### Required work
The expected answer is every line of the material that contains the word "username".

### Material provided

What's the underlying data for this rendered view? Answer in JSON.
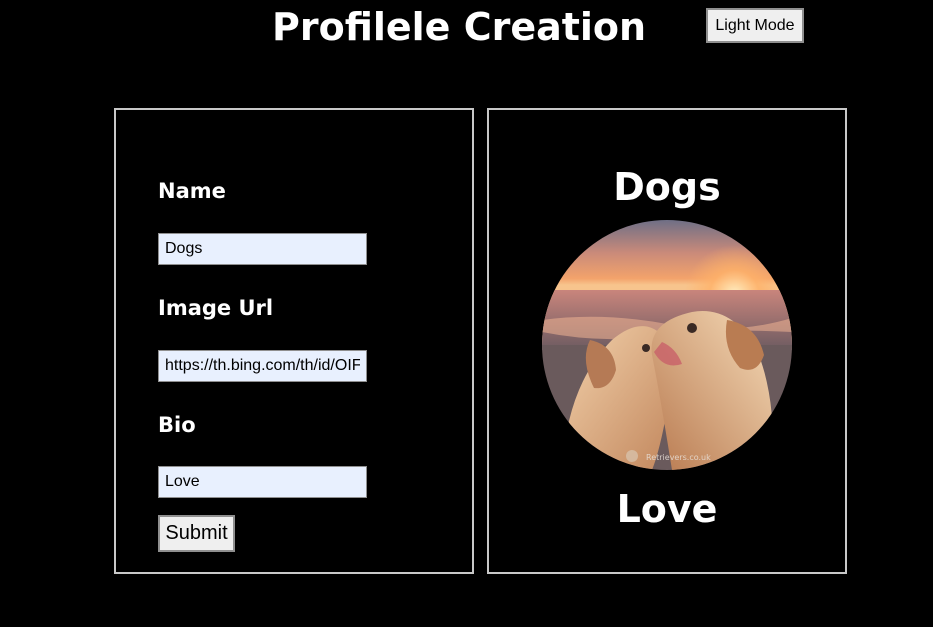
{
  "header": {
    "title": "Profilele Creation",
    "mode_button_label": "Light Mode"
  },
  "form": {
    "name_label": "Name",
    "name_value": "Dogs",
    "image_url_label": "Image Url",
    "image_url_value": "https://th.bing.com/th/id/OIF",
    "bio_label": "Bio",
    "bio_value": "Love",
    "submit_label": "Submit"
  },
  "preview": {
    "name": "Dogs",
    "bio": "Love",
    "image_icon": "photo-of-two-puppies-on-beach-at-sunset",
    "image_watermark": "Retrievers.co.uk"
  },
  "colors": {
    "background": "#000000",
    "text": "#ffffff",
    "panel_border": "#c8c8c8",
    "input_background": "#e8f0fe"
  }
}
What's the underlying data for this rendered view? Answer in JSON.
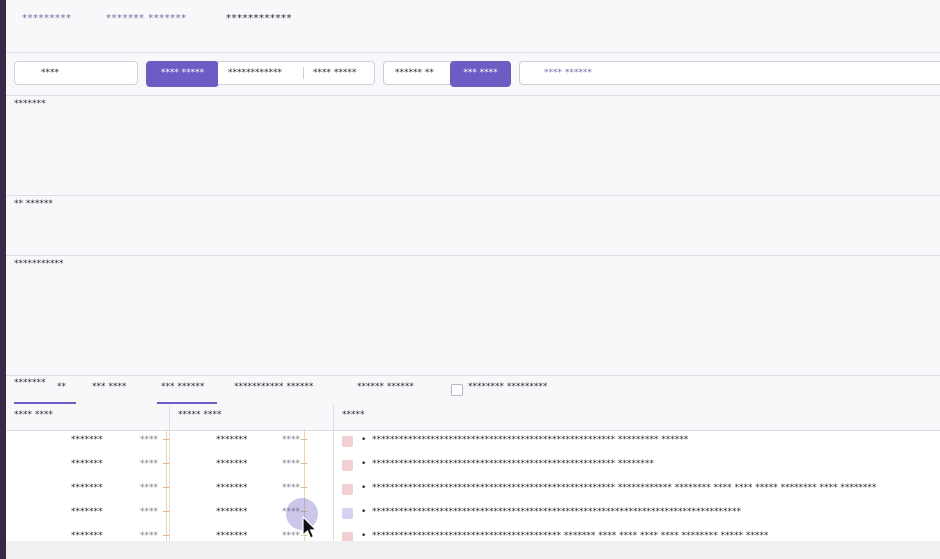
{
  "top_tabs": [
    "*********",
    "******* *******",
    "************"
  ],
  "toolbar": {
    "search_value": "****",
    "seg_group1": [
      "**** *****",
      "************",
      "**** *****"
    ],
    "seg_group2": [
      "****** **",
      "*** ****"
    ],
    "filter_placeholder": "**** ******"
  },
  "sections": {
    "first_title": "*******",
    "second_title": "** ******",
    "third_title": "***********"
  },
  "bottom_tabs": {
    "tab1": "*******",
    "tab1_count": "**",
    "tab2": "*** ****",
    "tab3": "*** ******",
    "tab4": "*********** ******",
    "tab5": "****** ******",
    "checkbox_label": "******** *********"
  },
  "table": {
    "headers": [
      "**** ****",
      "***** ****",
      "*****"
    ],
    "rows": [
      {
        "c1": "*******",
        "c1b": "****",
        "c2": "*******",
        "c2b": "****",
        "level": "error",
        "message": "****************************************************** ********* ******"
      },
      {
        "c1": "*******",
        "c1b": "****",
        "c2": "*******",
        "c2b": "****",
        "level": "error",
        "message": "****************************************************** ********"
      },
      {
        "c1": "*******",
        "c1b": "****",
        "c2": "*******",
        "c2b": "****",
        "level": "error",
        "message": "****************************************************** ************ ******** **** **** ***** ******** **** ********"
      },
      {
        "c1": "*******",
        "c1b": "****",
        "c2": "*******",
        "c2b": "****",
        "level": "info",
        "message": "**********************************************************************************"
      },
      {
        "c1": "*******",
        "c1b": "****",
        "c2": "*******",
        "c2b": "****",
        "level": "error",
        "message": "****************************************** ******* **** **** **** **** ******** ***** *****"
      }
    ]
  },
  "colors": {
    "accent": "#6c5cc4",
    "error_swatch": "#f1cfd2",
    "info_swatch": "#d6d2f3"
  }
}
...
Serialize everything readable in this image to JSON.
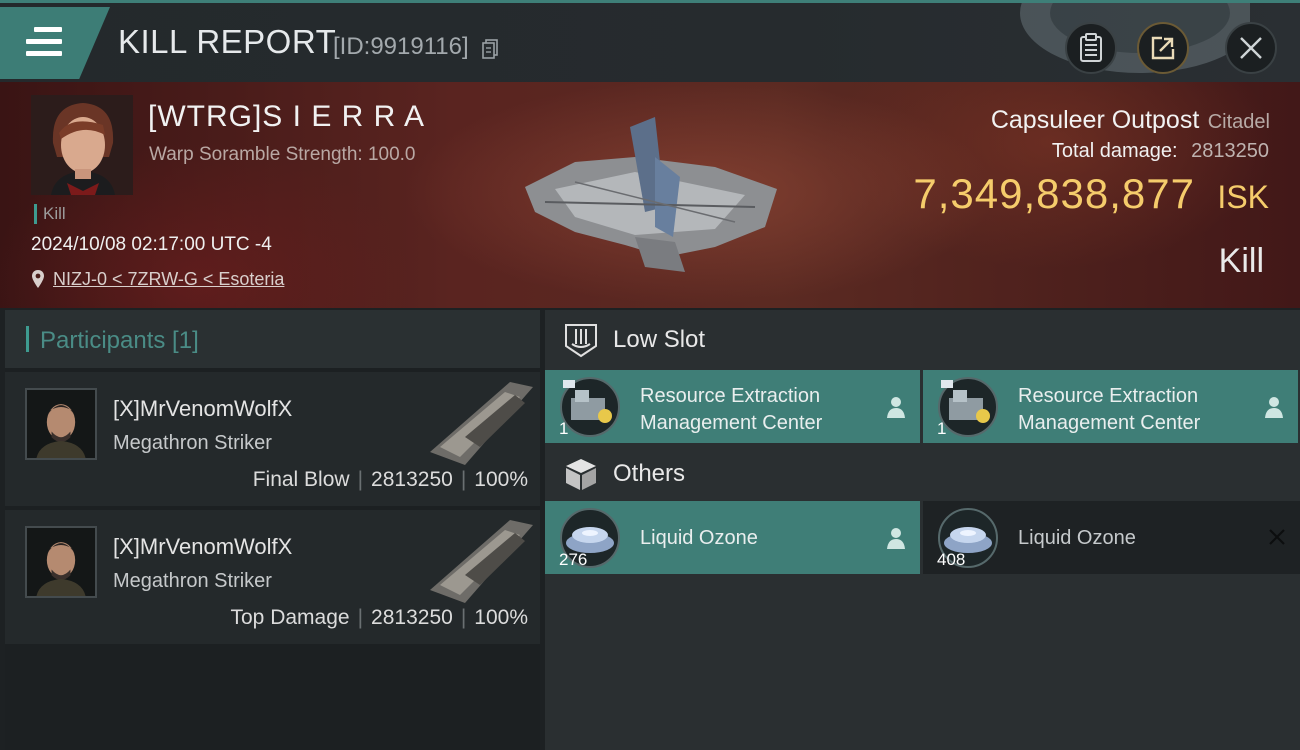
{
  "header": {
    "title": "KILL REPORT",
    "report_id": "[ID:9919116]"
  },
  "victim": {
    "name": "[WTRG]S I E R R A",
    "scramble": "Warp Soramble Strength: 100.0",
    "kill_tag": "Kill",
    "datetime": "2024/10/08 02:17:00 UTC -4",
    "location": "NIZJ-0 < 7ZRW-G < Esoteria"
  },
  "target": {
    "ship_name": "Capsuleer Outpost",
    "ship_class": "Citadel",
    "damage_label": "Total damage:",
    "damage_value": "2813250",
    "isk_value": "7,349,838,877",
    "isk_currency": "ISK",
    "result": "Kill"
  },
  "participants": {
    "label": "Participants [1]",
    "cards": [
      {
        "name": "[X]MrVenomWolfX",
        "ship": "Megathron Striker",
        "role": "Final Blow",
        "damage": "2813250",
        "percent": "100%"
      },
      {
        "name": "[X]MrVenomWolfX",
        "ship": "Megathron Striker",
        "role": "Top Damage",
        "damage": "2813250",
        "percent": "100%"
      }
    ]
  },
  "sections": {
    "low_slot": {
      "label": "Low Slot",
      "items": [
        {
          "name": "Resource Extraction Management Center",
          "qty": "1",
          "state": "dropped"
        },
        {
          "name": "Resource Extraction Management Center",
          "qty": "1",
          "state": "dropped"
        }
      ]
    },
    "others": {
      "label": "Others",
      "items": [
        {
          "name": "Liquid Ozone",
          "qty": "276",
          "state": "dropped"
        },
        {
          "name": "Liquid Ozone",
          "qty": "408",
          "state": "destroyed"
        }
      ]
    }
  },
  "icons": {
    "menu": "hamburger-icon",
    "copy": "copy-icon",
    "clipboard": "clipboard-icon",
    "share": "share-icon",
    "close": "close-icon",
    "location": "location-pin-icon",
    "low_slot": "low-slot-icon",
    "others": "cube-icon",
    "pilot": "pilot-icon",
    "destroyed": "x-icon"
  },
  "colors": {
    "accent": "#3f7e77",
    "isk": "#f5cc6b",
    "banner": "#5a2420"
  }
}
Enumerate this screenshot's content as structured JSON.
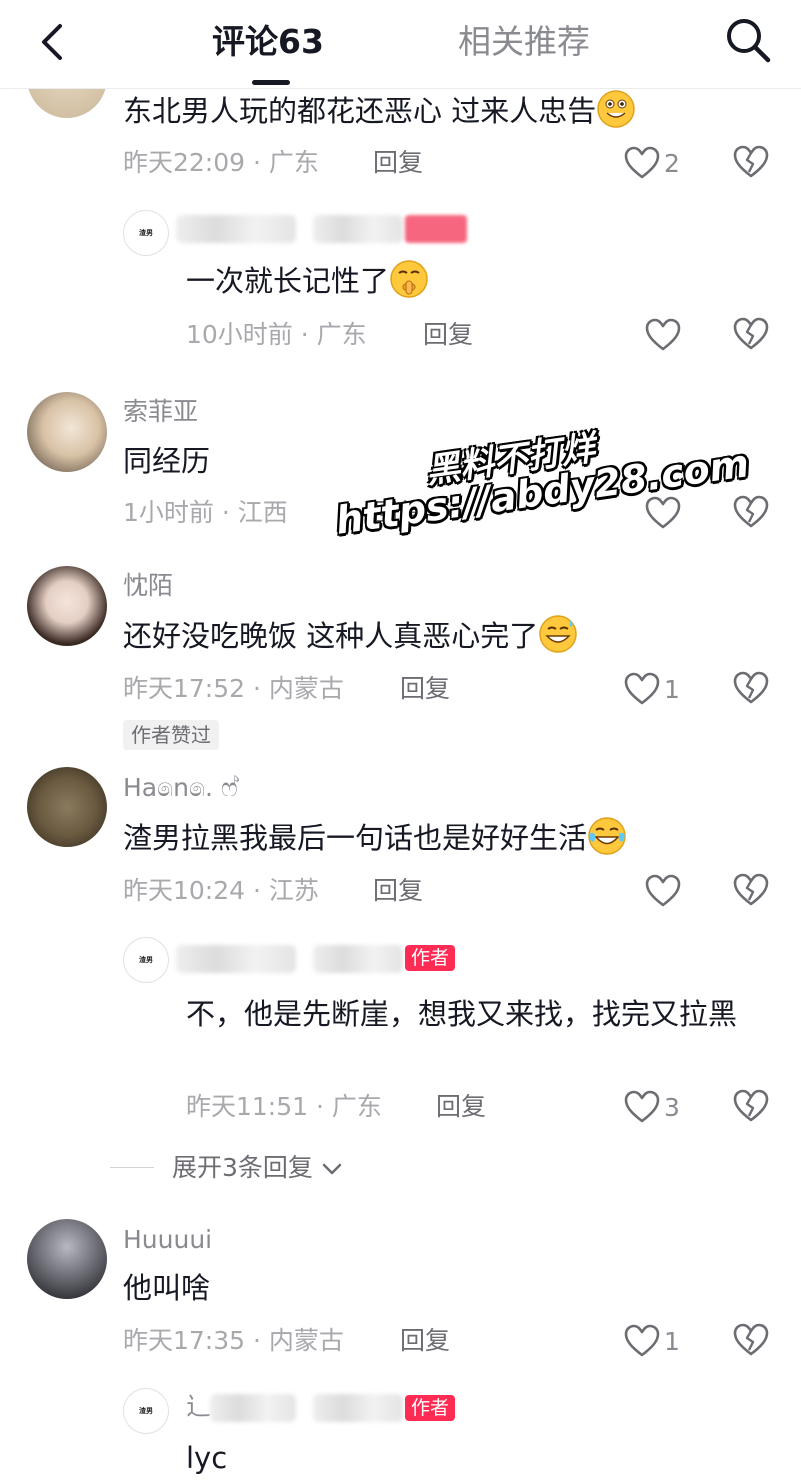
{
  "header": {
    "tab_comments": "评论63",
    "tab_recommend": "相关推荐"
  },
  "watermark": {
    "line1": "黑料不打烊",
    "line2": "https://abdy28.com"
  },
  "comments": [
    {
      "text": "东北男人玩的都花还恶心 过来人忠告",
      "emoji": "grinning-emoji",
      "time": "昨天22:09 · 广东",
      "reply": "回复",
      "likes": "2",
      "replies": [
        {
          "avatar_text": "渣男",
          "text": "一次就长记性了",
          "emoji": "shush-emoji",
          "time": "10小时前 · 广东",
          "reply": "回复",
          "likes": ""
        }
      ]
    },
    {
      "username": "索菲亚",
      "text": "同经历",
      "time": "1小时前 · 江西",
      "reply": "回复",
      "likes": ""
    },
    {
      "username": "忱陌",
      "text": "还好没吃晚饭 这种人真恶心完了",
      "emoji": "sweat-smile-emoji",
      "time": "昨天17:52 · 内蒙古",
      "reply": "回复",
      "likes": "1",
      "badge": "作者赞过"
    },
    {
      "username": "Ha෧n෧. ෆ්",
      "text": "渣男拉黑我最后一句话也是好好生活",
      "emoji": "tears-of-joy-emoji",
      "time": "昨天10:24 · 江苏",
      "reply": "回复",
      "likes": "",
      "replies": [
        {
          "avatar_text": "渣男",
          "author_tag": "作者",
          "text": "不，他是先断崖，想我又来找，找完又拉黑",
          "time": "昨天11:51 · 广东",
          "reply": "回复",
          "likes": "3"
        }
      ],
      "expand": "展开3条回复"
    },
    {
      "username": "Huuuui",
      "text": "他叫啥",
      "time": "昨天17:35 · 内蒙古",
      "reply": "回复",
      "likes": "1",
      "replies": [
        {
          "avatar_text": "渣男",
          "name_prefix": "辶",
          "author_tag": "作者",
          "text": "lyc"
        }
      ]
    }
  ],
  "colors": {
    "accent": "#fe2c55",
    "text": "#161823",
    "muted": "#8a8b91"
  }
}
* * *
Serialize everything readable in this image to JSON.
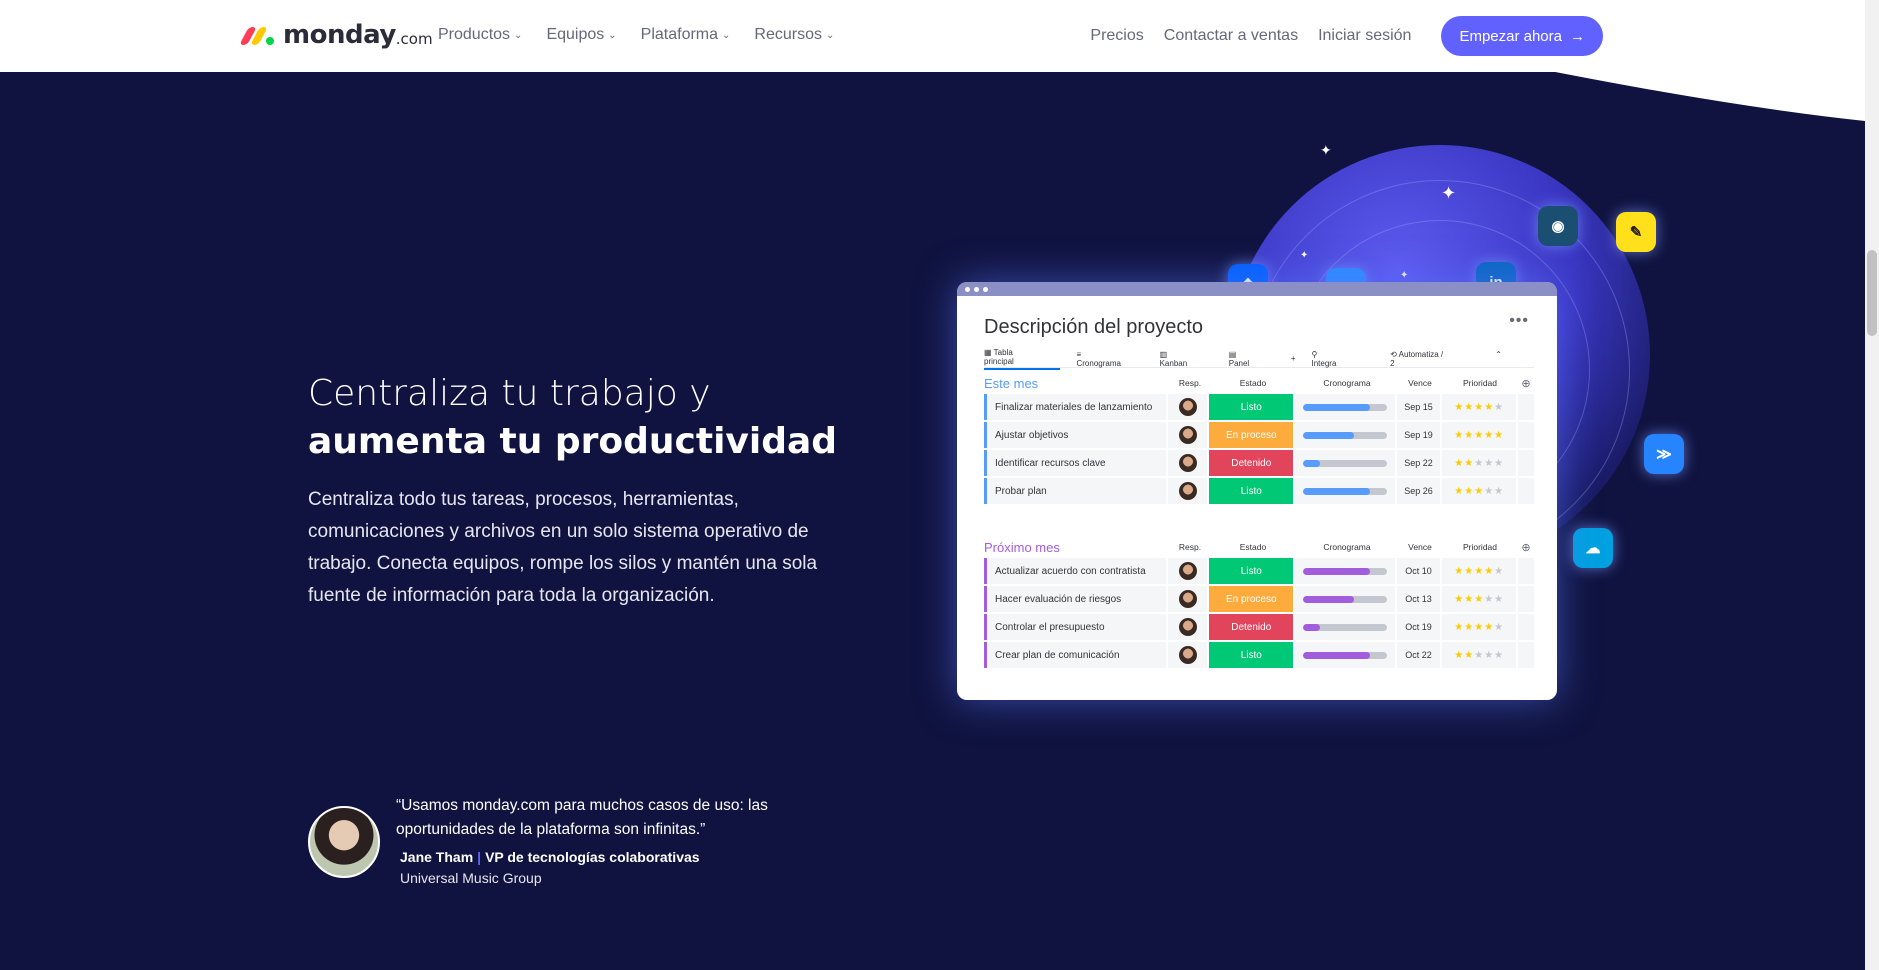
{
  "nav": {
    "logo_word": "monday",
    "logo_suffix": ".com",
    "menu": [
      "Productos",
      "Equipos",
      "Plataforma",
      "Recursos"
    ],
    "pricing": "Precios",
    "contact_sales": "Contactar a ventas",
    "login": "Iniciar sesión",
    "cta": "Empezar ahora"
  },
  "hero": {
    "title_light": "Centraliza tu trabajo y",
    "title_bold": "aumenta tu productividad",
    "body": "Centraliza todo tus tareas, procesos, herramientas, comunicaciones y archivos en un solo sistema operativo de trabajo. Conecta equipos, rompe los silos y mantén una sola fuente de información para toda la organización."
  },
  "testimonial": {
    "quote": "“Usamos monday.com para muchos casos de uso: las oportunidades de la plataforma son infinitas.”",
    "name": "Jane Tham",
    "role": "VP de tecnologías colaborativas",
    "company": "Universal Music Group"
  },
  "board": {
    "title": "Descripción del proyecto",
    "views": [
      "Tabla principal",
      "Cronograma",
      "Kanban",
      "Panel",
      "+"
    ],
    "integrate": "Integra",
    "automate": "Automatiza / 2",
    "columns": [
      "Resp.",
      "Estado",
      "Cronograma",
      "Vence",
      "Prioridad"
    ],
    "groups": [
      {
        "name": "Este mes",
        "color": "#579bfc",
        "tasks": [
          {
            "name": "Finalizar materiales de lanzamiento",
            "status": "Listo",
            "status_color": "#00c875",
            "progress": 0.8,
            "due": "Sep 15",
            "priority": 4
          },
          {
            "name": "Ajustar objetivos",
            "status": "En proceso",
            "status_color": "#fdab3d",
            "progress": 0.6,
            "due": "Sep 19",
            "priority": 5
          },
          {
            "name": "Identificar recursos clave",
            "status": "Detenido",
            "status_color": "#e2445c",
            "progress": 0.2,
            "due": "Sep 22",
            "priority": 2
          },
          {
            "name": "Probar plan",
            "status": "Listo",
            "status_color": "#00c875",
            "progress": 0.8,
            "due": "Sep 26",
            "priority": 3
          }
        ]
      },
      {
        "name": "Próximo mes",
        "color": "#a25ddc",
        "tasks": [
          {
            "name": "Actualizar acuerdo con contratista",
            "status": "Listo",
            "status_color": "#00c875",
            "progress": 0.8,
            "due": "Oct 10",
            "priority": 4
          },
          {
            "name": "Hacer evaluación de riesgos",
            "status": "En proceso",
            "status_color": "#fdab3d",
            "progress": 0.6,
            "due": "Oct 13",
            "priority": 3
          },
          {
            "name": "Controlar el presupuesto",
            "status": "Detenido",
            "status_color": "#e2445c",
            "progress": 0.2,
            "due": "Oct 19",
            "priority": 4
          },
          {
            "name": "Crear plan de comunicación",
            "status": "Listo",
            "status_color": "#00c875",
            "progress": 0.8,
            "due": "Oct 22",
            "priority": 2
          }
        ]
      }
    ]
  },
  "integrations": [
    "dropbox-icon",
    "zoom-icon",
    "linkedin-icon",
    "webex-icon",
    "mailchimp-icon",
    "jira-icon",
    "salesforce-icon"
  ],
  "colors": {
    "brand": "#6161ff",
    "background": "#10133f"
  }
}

### Exercise answer
      "username": "索菲亚",
      "username": "忱陌",
      "username": "Ha෧n෧. ෆ්",
      "username": "Huuuui",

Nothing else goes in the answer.